**Given records**
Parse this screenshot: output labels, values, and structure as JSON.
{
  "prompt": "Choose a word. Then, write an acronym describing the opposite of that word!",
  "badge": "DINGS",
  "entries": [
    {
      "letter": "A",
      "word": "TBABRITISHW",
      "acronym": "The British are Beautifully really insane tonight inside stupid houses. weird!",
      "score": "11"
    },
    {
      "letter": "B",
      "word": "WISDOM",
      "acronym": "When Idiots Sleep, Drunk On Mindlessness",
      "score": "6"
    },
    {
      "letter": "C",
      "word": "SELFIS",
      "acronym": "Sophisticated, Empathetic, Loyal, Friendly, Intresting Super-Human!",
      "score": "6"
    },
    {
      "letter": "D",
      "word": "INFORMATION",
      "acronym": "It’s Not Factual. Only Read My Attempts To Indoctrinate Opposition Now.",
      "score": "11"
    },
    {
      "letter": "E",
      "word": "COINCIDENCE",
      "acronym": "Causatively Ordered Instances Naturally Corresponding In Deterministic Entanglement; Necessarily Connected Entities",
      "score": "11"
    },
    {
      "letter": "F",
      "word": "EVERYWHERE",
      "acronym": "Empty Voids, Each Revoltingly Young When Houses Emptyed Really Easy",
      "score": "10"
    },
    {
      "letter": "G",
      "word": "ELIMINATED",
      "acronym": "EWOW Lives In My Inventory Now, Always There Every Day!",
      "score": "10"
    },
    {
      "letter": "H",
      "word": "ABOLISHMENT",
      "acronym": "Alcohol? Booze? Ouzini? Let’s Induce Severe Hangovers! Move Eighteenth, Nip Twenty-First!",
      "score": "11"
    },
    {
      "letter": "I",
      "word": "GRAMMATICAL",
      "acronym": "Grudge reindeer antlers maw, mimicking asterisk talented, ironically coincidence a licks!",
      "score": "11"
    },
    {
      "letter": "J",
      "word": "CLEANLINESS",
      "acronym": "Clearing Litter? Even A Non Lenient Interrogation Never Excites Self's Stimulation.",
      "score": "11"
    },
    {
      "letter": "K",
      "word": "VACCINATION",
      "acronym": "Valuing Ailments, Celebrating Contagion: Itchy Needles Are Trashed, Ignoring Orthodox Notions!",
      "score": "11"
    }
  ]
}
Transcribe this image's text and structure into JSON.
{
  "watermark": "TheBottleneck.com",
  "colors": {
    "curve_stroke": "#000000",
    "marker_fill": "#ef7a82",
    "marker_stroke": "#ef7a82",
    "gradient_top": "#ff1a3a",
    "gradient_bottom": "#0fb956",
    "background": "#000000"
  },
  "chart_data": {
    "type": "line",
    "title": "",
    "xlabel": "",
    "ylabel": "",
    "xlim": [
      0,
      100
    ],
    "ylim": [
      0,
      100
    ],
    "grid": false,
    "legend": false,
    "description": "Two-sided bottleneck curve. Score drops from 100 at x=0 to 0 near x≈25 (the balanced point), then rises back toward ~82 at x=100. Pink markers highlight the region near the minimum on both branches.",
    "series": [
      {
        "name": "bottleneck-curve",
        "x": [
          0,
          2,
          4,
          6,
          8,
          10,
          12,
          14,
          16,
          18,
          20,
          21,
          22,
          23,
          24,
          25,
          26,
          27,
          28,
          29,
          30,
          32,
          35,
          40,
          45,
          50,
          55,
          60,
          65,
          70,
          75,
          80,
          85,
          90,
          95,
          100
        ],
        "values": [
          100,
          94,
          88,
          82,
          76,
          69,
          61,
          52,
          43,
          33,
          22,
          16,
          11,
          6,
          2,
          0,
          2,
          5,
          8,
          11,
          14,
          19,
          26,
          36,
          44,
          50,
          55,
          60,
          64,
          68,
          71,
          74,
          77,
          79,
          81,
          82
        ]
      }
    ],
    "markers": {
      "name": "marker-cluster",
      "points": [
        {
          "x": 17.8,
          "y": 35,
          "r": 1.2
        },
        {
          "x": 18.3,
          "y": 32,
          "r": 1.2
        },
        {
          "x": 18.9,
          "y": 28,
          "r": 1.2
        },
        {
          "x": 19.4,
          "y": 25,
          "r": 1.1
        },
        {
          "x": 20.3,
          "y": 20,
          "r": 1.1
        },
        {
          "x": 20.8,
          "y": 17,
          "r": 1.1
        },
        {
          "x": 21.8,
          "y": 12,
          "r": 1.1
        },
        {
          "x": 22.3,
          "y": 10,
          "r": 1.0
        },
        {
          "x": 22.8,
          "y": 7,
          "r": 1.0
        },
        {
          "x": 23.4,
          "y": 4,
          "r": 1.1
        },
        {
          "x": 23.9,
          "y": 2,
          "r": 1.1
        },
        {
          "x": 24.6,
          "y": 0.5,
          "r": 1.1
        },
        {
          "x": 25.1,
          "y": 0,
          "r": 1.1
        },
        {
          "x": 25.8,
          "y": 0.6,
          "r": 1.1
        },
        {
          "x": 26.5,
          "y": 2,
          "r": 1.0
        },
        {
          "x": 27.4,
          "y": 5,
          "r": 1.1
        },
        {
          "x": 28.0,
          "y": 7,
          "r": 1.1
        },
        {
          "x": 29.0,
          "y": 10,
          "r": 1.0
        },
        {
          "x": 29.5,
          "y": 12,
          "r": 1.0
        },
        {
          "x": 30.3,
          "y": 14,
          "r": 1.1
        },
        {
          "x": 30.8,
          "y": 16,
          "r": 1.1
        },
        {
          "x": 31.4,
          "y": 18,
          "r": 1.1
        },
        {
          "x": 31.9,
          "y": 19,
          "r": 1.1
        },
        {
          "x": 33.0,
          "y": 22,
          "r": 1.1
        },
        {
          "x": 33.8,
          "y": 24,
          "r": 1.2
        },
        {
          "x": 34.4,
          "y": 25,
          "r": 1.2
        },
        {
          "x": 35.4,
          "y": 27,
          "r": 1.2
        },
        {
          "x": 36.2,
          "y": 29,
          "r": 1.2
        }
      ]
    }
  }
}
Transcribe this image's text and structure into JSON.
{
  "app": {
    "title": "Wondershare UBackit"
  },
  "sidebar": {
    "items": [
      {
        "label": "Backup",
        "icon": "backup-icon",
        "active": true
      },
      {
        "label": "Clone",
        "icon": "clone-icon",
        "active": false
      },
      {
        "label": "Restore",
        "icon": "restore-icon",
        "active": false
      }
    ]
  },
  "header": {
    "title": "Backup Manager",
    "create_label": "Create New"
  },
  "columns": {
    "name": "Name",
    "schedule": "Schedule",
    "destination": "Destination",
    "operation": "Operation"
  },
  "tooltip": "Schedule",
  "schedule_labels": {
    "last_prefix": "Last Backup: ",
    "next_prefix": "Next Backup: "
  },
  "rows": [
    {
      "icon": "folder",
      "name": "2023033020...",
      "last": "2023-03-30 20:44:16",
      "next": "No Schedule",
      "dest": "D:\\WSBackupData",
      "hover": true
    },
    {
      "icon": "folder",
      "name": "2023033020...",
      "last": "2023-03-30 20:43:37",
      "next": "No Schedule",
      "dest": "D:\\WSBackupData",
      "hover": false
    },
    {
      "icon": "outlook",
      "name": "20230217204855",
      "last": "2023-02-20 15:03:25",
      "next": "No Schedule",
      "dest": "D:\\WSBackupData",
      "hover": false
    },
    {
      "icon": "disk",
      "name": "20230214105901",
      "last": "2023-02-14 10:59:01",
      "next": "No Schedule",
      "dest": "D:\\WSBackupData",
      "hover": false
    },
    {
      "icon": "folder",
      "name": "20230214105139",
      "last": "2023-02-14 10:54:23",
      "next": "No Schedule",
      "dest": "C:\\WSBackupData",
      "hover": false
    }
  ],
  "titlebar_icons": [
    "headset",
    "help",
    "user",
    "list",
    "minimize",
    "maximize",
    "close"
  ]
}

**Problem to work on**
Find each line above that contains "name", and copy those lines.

**Answer**
        "name": "bottleneck-curve",
      "name": "marker-cluster",
    "name": "Name",
      "name": "2023033020...",
      "name": "2023033020...",
      "name": "20230217204855",
      "name": "20230214105901",
      "name": "20230214105139",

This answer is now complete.